Anne Marie has written in the Western Morning News. The original article can be found here.
I feel very passionately that care for the elderly must be of the quality that we would all be comfortable seeing our grandparents receive. Despite successive Governments using the same rhetoric about the NHS, the challenge in social care has never quite received the same attention it so thoroughly deserves. That is until the Care Bill, which has been going through Parliament recently, was introduced. Local authorities will soon have a legal responsibility to promote the well being of elderly and vulnerable residents and prevent any neglectful behaviour. The new system will place those being cared for and their families at the heart of the decision making process.
For me though, this is just the start of the journey. As a society we have to ask ourselves what sort of care we want our most vulnerable members to receive, and given the costs involved, how should these be split between the individual in question and the taxpayer. The current system sees local authorities in the driving seat when it comes to deciding how much to pay care homes and other providers of social care. However, we do not know what sort of care that buys. Is it bronze, silver or gold level care? The new grading system introduced in the Care Bill will help us assess relative quality, but not absolute quality. Can the current system afford the level of care that we as a civilised society believe is right?

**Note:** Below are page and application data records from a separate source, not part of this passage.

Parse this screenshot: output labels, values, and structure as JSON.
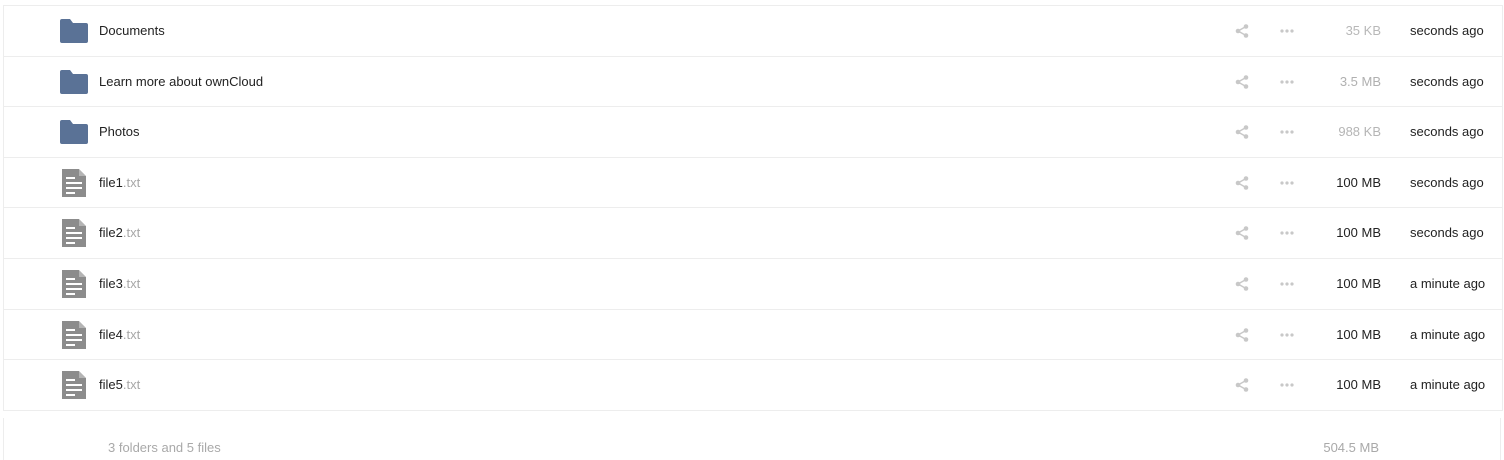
{
  "colors": {
    "folder": "#5a7296",
    "file_icon": "#8c8c8c",
    "action_icon": "#c8c8c8",
    "muted_text": "#a9a9a9"
  },
  "icons": {
    "share": "share-icon",
    "more": "more-dots-icon",
    "folder": "folder-icon",
    "text_file": "text-file-icon"
  },
  "files": [
    {
      "type": "folder",
      "name": "Documents",
      "ext": "",
      "size": "35 KB",
      "size_color": "#b8b8b8",
      "modified": "seconds ago"
    },
    {
      "type": "folder",
      "name": "Learn more about ownCloud",
      "ext": "",
      "size": "3.5 MB",
      "size_color": "#b0b0b0",
      "modified": "seconds ago"
    },
    {
      "type": "folder",
      "name": "Photos",
      "ext": "",
      "size": "988 KB",
      "size_color": "#b5b5b5",
      "modified": "seconds ago"
    },
    {
      "type": "file",
      "name": "file1",
      "ext": ".txt",
      "size": "100 MB",
      "size_color": "#222222",
      "modified": "seconds ago"
    },
    {
      "type": "file",
      "name": "file2",
      "ext": ".txt",
      "size": "100 MB",
      "size_color": "#222222",
      "modified": "seconds ago"
    },
    {
      "type": "file",
      "name": "file3",
      "ext": ".txt",
      "size": "100 MB",
      "size_color": "#222222",
      "modified": "a minute ago"
    },
    {
      "type": "file",
      "name": "file4",
      "ext": ".txt",
      "size": "100 MB",
      "size_color": "#222222",
      "modified": "a minute ago"
    },
    {
      "type": "file",
      "name": "file5",
      "ext": ".txt",
      "size": "100 MB",
      "size_color": "#222222",
      "modified": "a minute ago"
    }
  ],
  "summary": {
    "info": "3 folders and 5 files",
    "total_size": "504.5 MB"
  }
}
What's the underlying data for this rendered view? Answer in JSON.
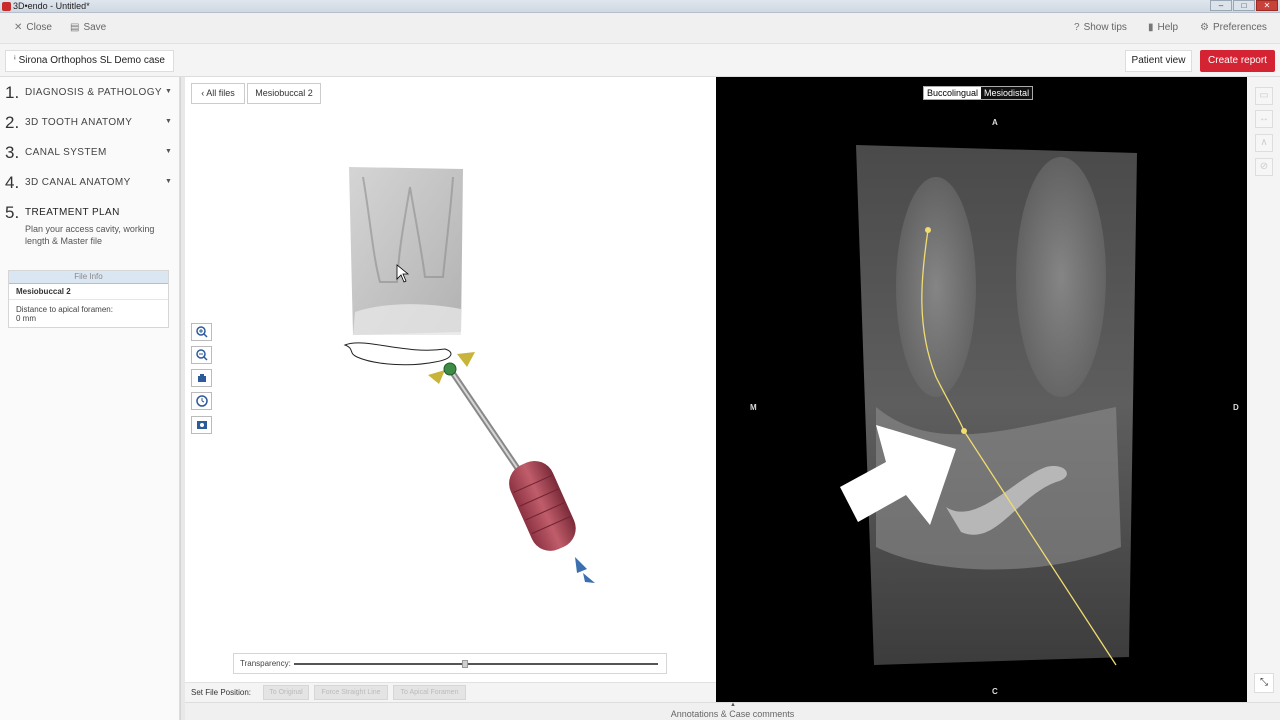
{
  "window": {
    "title": "3D•endo - Untitled*",
    "buttons": [
      "–",
      "□",
      "✕"
    ]
  },
  "toolbar": {
    "close_label": "Close",
    "save_label": "Save",
    "show_tips_label": "Show tips",
    "help_label": "Help",
    "preferences_label": "Preferences"
  },
  "case": {
    "name": "Sirona Orthophos SL Demo case",
    "patient_view_label": "Patient view",
    "create_report_label": "Create report"
  },
  "steps": [
    {
      "num": "1.",
      "label": "DIAGNOSIS & PATHOLOGY"
    },
    {
      "num": "2.",
      "label": "3D TOOTH ANATOMY"
    },
    {
      "num": "3.",
      "label": "CANAL SYSTEM"
    },
    {
      "num": "4.",
      "label": "3D CANAL ANATOMY"
    },
    {
      "num": "5.",
      "label": "TREATMENT PLAN",
      "description": "Plan your access cavity, working length & Master file"
    }
  ],
  "file_info": {
    "header": "File Info",
    "file_name": "Mesiobuccal 2",
    "distance_label": "Distance to apical foramen:",
    "distance_value": "0 mm"
  },
  "left_view": {
    "all_files_label": "All files",
    "current_file_label": "Mesiobuccal 2",
    "transparency_label": "Transparency:",
    "transparency_value": 0.47
  },
  "set_file_position": {
    "label": "Set File Position:",
    "buttons": [
      "To Original",
      "Force Straight Line",
      "To Apical Foramen"
    ]
  },
  "right_view": {
    "tabs": [
      "Buccolingual",
      "Mesiodistal"
    ],
    "active_tab": "Buccolingual",
    "orientation": {
      "top": "A",
      "left": "M",
      "right": "D",
      "bottom": "C"
    }
  },
  "annotations_label": "Annotations & Case comments",
  "colors": {
    "accent_red": "#d42332",
    "canal_path": "#f0dc70",
    "file_handle": "#b4525f"
  }
}
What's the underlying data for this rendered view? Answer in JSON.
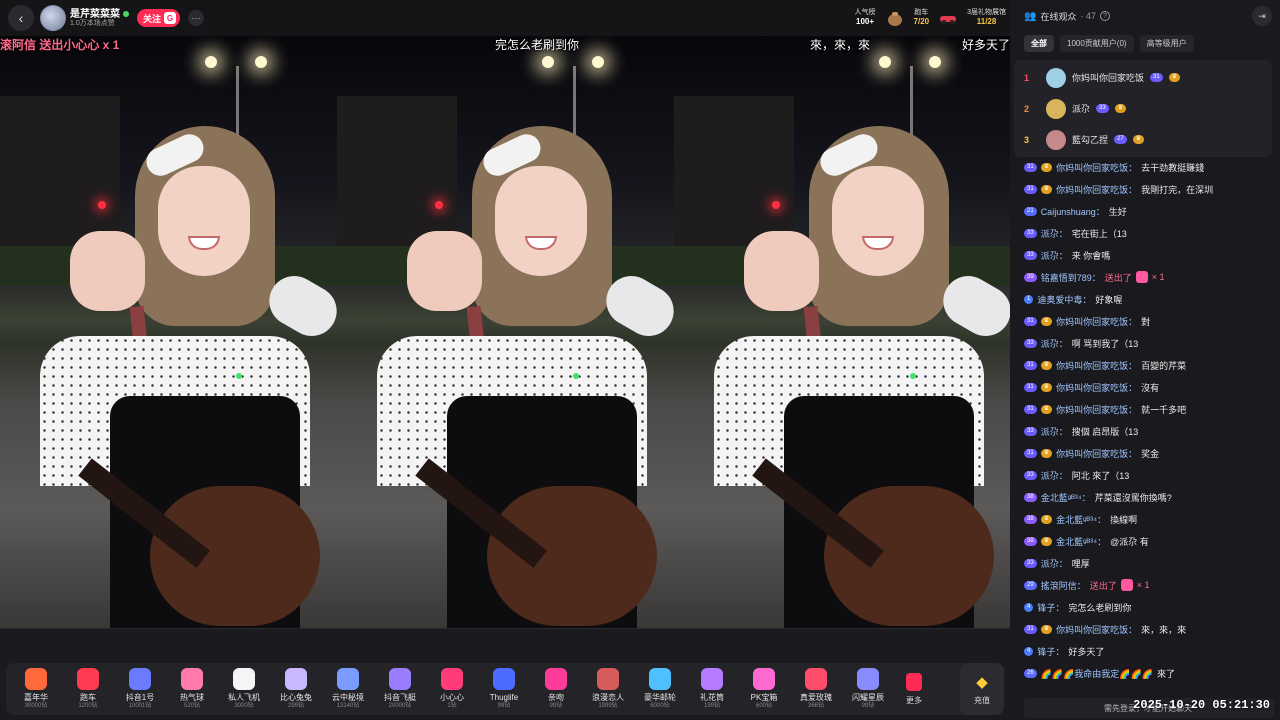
{
  "header": {
    "streamer_name": "是芹菜菜菜",
    "streamer_sub": "1.0万本场点赞",
    "follow_label": "关注",
    "fan_badge": "G",
    "more": "···",
    "back_icon": "chevron-left-icon"
  },
  "top_stats": {
    "popularity": {
      "label": "人气榜",
      "value": "100+"
    },
    "race": {
      "label": "跑车",
      "value": "7/20"
    },
    "event": {
      "label": "3届礼物展馆",
      "value": "11/28"
    }
  },
  "danmu": {
    "gift_line": "滚阿信 送出小心心 x 1",
    "line1": "完怎么老刷到你",
    "line2": "來，來，來",
    "line3": "好多天了"
  },
  "gifts": [
    {
      "name": "嘉年华",
      "price": "30000钻",
      "color": "#ff6a3d",
      "icon": "carnival-icon"
    },
    {
      "name": "跑车",
      "price": "1200钻",
      "color": "#ff3b52",
      "icon": "sports-car-icon"
    },
    {
      "name": "抖音1号",
      "price": "10001钻",
      "color": "#6a7bff",
      "icon": "rocket-icon"
    },
    {
      "name": "热气球",
      "price": "520钻",
      "color": "#ff7aa8",
      "icon": "hot-air-balloon-icon"
    },
    {
      "name": "私人飞机",
      "price": "3000钻",
      "color": "#f5f5f5",
      "icon": "private-jet-icon"
    },
    {
      "name": "比心兔兔",
      "price": "299钻",
      "color": "#c9b7ff",
      "icon": "heart-bunny-icon"
    },
    {
      "name": "云中秘境",
      "price": "13140钻",
      "color": "#7a9bff",
      "icon": "cloud-realm-icon"
    },
    {
      "name": "抖音飞艇",
      "price": "20000钻",
      "color": "#9a7dff",
      "icon": "airship-icon"
    },
    {
      "name": "小心心",
      "price": "1钻",
      "color": "#ff3b7a",
      "icon": "heart-icon"
    },
    {
      "name": "Thuglife",
      "price": "99钻",
      "color": "#4d6bff",
      "icon": "sunglasses-icon"
    },
    {
      "name": "亲吻",
      "price": "99钻",
      "color": "#ff3b9a",
      "icon": "kiss-icon"
    },
    {
      "name": "浪漫恋人",
      "price": "1999钻",
      "color": "#d65b5b",
      "icon": "lovers-icon"
    },
    {
      "name": "豪华邮轮",
      "price": "6000钻",
      "color": "#4fc0ff",
      "icon": "cruise-ship-icon"
    },
    {
      "name": "礼花筒",
      "price": "199钻",
      "color": "#b57aff",
      "icon": "confetti-icon"
    },
    {
      "name": "PK宝箱",
      "price": "600钻",
      "color": "#ff6ad0",
      "icon": "treasure-chest-icon"
    },
    {
      "name": "真爱玫瑰",
      "price": "366钻",
      "color": "#ff4d6a",
      "icon": "rose-icon"
    },
    {
      "name": "闪耀星辰",
      "price": "99钻",
      "color": "#8a8aff",
      "icon": "star-icon"
    }
  ],
  "gift_more_label": "更多",
  "recharge_label": "充值",
  "sidebar": {
    "title": "在线观众",
    "viewer_count": "· 47",
    "tabs": [
      "全部",
      "1000贡献用户(0)",
      "高等级用户"
    ],
    "rank": [
      {
        "rank": "1",
        "name": "你妈叫你回家吃饭",
        "level": "31",
        "avatar_color": "#9fd0e8"
      },
      {
        "rank": "2",
        "name": "派尕",
        "level": "33",
        "avatar_color": "#d8b45a"
      },
      {
        "rank": "3",
        "name": "藍勾乙捏",
        "level": "27",
        "avatar_color": "#c48a8a"
      }
    ]
  },
  "chat": [
    {
      "level": "31",
      "lvl_color": "#6a5cff",
      "fan": true,
      "user": "你妈叫你回家吃饭：",
      "text": "去干劲教挺賺錢"
    },
    {
      "level": "31",
      "lvl_color": "#6a5cff",
      "fan": true,
      "user": "你妈叫你回家吃饭：",
      "text": "我剛打完，在深圳"
    },
    {
      "level": "21",
      "lvl_color": "#5a6cff",
      "fan": false,
      "user": "Caijunshuang：",
      "text": "生好"
    },
    {
      "level": "33",
      "lvl_color": "#6a5cff",
      "fan": false,
      "user": "派尕：",
      "text": "宅在街上（13"
    },
    {
      "level": "33",
      "lvl_color": "#6a5cff",
      "fan": false,
      "user": "派尕：",
      "text": "来 你會嗎"
    },
    {
      "level": "39",
      "lvl_color": "#8a5cff",
      "fan": false,
      "user": "铭嘉悟到789：",
      "gift": "送出了",
      "text": "× 1"
    },
    {
      "level": "1",
      "lvl_color": "#4a7cff",
      "fan": false,
      "user": "迪奥爱中毒：",
      "text": "好象喔"
    },
    {
      "level": "31",
      "lvl_color": "#6a5cff",
      "fan": true,
      "user": "你妈叫你回家吃饭：",
      "text": "對"
    },
    {
      "level": "33",
      "lvl_color": "#6a5cff",
      "fan": false,
      "user": "派尕：",
      "text": "啊 骂到我了（13"
    },
    {
      "level": "31",
      "lvl_color": "#6a5cff",
      "fan": true,
      "user": "你妈叫你回家吃饭：",
      "text": "百變的芹菜"
    },
    {
      "level": "31",
      "lvl_color": "#6a5cff",
      "fan": true,
      "user": "你妈叫你回家吃饭：",
      "text": "沒有"
    },
    {
      "level": "31",
      "lvl_color": "#6a5cff",
      "fan": true,
      "user": "你妈叫你回家吃饭：",
      "text": "就一千多吧"
    },
    {
      "level": "33",
      "lvl_color": "#6a5cff",
      "fan": false,
      "user": "派尕：",
      "text": "搜個 启昂版（13"
    },
    {
      "level": "31",
      "lvl_color": "#6a5cff",
      "fan": true,
      "user": "你妈叫你回家吃饭：",
      "text": "奖金"
    },
    {
      "level": "33",
      "lvl_color": "#6a5cff",
      "fan": false,
      "user": "派尕：",
      "text": "阿北 來了（13"
    },
    {
      "level": "38",
      "lvl_color": "#8a5cff",
      "fan": false,
      "user": "金北藍ᵍᴮ³⁴：",
      "text": "芹菜還沒罵你換嗎?"
    },
    {
      "level": "38",
      "lvl_color": "#8a5cff",
      "fan": true,
      "user": "金北藍ᵍᴮ³⁴：",
      "text": "換線啊"
    },
    {
      "level": "38",
      "lvl_color": "#8a5cff",
      "fan": true,
      "user": "金北藍ᵍᴮ³⁴：",
      "text": "@派尕 有"
    },
    {
      "level": "33",
      "lvl_color": "#6a5cff",
      "fan": false,
      "user": "派尕：",
      "text": "哩厚"
    },
    {
      "level": "29",
      "lvl_color": "#5a6cff",
      "fan": false,
      "user": "搖滾阿信：",
      "gift": "送出了",
      "text": "× 1"
    },
    {
      "level": "4",
      "lvl_color": "#4a7cff",
      "fan": false,
      "user": "锋子：",
      "text": "完怎么老刷到你"
    },
    {
      "level": "31",
      "lvl_color": "#6a5cff",
      "fan": true,
      "user": "你妈叫你回家吃饭：",
      "text": "來，來，來"
    },
    {
      "level": "4",
      "lvl_color": "#4a7cff",
      "fan": false,
      "user": "锋子：",
      "text": "好多天了"
    },
    {
      "level": "26",
      "lvl_color": "#5a6cff",
      "fan": false,
      "user": "🌈🌈🌈我命由我定🌈🌈🌈",
      "text": "來了"
    }
  ],
  "chat_input": "需先登录，才能开始聊天",
  "timestamp": "2025-10-20 05:21:30"
}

For years now I have lobbied for a comprehensive review of the commissioning process, that is to say, how local authorities make these buying decisions. Local authorities buy care in care homes and domiciliary care for those living in their own homes on behalf of all their local residents. It’s not just the quality of their buying decisions which need to be properly scrutinised, but whether or not they are funded to an acceptable level by central Government. As things stand I believe there is a postcode lottery in play. Across the country different councils pay different amounts and the question has to be asked as to whether they are paying for a similar level of care or are some paying more and getting more?
During the passage of the Care Bill through Parliament I was invited to sit on the Care Bill Committee which scrutinises the legislation line by line, word by word. As a member of the committee I was able to raise this point with the Minister and explain that I would like to see a body with full authority investigate existing practices and hold local commissioning authorities to account including looking into pricing and fee arrangements. I am pleased to say that the Bill does contain new powers for the Care Quality Commission to undertake such an investigation if instructed by Government. I have lobbied Ministers and the Care Quality Commission hard for such an investigation, and will continue to do so as the Bill becomes an Act of Parliament in the near future.
Whatever colour the next Government turns out to be, I believe it must move this agenda forward. As a nation we need to face up to the realities of what an ageing population looks like, and its subsequent costs needs to be properly debated. Dignity in old age is a right that all of us should be able to enjoy.